Sony is one of the longest standing names in the industry and continues to garner top ratings from consumers and industry experts alike. In terms of picture qualify, Sony often ranks number one, but you’ll pay for that qualify. If money isn’t an object, then Sony’s the way to go.
Samsung excels in terms of overall value, typically carrying a lower price tag and delivering exceptional clarity. Top models in the current series include those in the JS9000 and JS5500 lines.
LG is a solid player in the midgrade television market. Models usually perform better than other “affordable” brands like Vizio and Sharp but not as great as Samsung. LG can’t even touch the performance standards of Sony though. Regardless, LG is a good choice when you want a decent TV that won’t put a huge dent in your budget.

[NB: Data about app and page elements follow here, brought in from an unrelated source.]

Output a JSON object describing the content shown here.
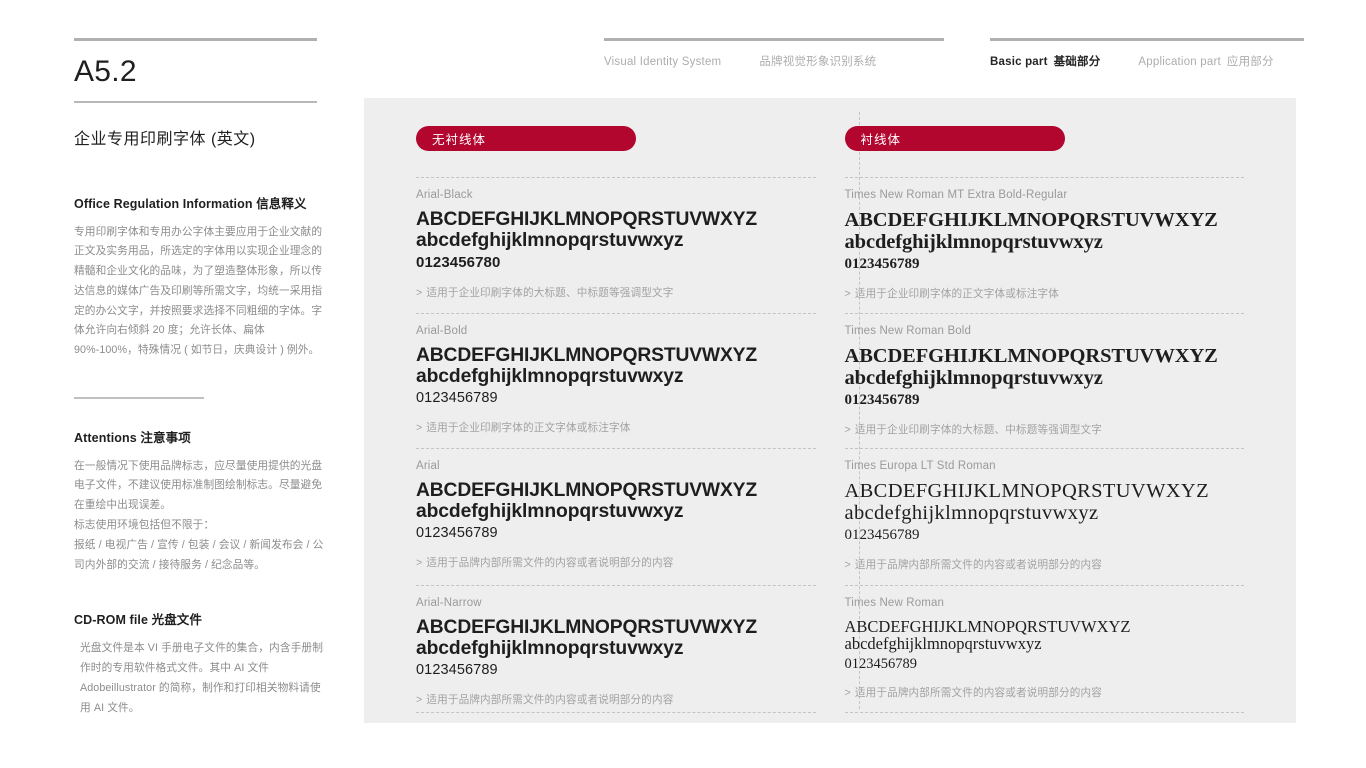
{
  "header": {
    "rule_color": "#b0b0b0",
    "nav_left": {
      "label_en": "Visual Identity System",
      "label_cn": "品牌视觉形象识别系统"
    },
    "nav_right": {
      "basic_en": "Basic part",
      "basic_cn": "基础部分",
      "application_en": "Application part",
      "application_cn": "应用部分"
    }
  },
  "sidebar": {
    "code": "A5.2",
    "title": "企业专用印刷字体 (英文)",
    "sections": [
      {
        "head_en": "Office Regulation Information",
        "head_cn": "信息释义",
        "body": "专用印刷字体和专用办公字体主要应用于企业文献的正文及实务用品，所选定的字体用以实现企业理念的精髓和企业文化的品味，为了塑造整体形象，所以传达信息的媒体广告及印刷等所需文字，均统一采用指定的办公文字，并按照要求选择不同粗细的字体。字体允许向右倾斜 20 度；允许长体、扁体 90%-100%，特殊情况 ( 如节日，庆典设计 ) 例外。"
      },
      {
        "head_en": "Attentions",
        "head_cn": "注意事项",
        "body_p1": "在一般情况下使用品牌标志，应尽量使用提供的光盘电子文件，不建议使用标准制图绘制标志。尽量避免在重绘中出现误差。",
        "body_p2": "标志使用环境包括但不限于：",
        "body_p3": "报纸 / 电视广告 / 宣传 / 包装 / 会议 / 新闻发布会 / 公司内外部的交流 / 接待服务 / 纪念品等。"
      },
      {
        "head_en": "CD-ROM file",
        "head_cn": "光盘文件",
        "body": "光盘文件是本 VI 手册电子文件的集合，内含手册制作时的专用软件格式文件。其中 AI 文件 Adobeillustrator 的简称，制作和打印相关物料请使用 AI 文件。"
      }
    ]
  },
  "panel": {
    "background": "#eeeeee",
    "accent": "#b2062e",
    "columns": [
      {
        "pill_label": "无衬线体",
        "specimens": [
          {
            "name": "Arial-Black",
            "upper": "ABCDEFGHIJKLMNOPQRSTUVWXYZ",
            "lower": "abcdefghijklmnopqrstuvwxyz",
            "numerals": "0123456780",
            "note_caret": ">",
            "note": "适用于企业印刷字体的大标题、中标题等强调型文字"
          },
          {
            "name": "Arial-Bold",
            "upper": "ABCDEFGHIJKLMNOPQRSTUVWXYZ",
            "lower": "abcdefghijklmnopqrstuvwxyz",
            "numerals": "0123456789",
            "note_caret": ">",
            "note": "适用于企业印刷字体的正文字体或标注字体"
          },
          {
            "name": "Arial",
            "upper": "ABCDEFGHIJKLMNOPQRSTUVWXYZ",
            "lower": "abcdefghijklmnopqrstuvwxyz",
            "numerals": "0123456789",
            "note_caret": ">",
            "note": "适用于品牌内部所需文件的内容或者说明部分的内容"
          },
          {
            "name": "Arial-Narrow",
            "upper": "ABCDEFGHIJKLMNOPQRSTUVWXYZ",
            "lower": "abcdefghijklmnopqrstuvwxyz",
            "numerals": "0123456789",
            "note_caret": ">",
            "note": "适用于品牌内部所需文件的内容或者说明部分的内容"
          }
        ]
      },
      {
        "pill_label": "衬线体",
        "specimens": [
          {
            "name": "Times New Roman MT Extra Bold-Regular",
            "upper": "ABCDEFGHIJKLMNOPQRSTUVWXYZ",
            "lower": "abcdefghijklmnopqrstuvwxyz",
            "numerals": "0123456789",
            "note_caret": ">",
            "note": "适用于企业印刷字体的正文字体或标注字体"
          },
          {
            "name": "Times New Roman Bold",
            "upper": "ABCDEFGHIJKLMNOPQRSTUVWXYZ",
            "lower": "abcdefghijklmnopqrstuvwxyz",
            "numerals": "0123456789",
            "note_caret": ">",
            "note": "适用于企业印刷字体的大标题、中标题等强调型文字"
          },
          {
            "name": "Times Europa LT Std Roman",
            "upper": "ABCDEFGHIJKLMNOPQRSTUVWXYZ",
            "lower": "abcdefghijklmnopqrstuvwxyz",
            "numerals": "0123456789",
            "note_caret": ">",
            "note": "适用于品牌内部所需文件的内容或者说明部分的内容"
          },
          {
            "name": "Times New Roman",
            "upper": "ABCDEFGHIJKLMNOPQRSTUVWXYZ",
            "lower": "abcdefghijklmnopqrstuvwxyz",
            "numerals": "0123456789",
            "note_caret": ">",
            "note": "适用于品牌内部所需文件的内容或者说明部分的内容"
          }
        ]
      }
    ]
  }
}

TCL TVs are gaining ground with consumers, largely because of their built-in ROKU capabilities. These televisions are certainly not the top of the line in terms of clarity or sound, but they will let you cut the cord on cable, Satellite or other, traditional paid TV, if that’s what you’re after.
LED vs. OLED
To make the right buying choice, you need to understand modern display technologies. After all, you don’t want to fall into the “next big thing” pit, only to be stuck with a dud like a plasma TV. Plasmas were once hailed as the newest, best, emerging tech. Within just a few years though, LCD technology won out. Now you’re hard pressed to find modern gadgets that will work with a plasma television, unless you’re willing to buy hundreds of dollars in converter cables, that is.
To avoid a similar pitfall, you’ll want to understand the primary differences between LED LCD TVs and the “next big thing,” which in this case is OLED. LCD, or liquid crystal display, TVs are still dominate the market, including LED, UHD, SUHD, or QLED. These all utilize the same tech: a LED backlight that illuminates all the pixels in the display simultaneously.
With OLED, on the other hand, every pixel in the display offers its own illumination. This fundamental difference, in fact, does deliver a cleaner, crisper, more life-like image, but the tech is very new and it’s hard to say how well it will fare. Like most emerging technologies, it could take the industry by storm and send LCD packing on the same path as plasma.
Industry experts agree that LED LCD TVs aren’t going anywhere anytime soon though. So, unless you’re willing to take the gamble and invest in one of the limited models with OLED (primarily LG and a few recent Sony options), then an LCD is your choice. You can always see how things play out and invest in an OLED the next time around, if you’re so inclined.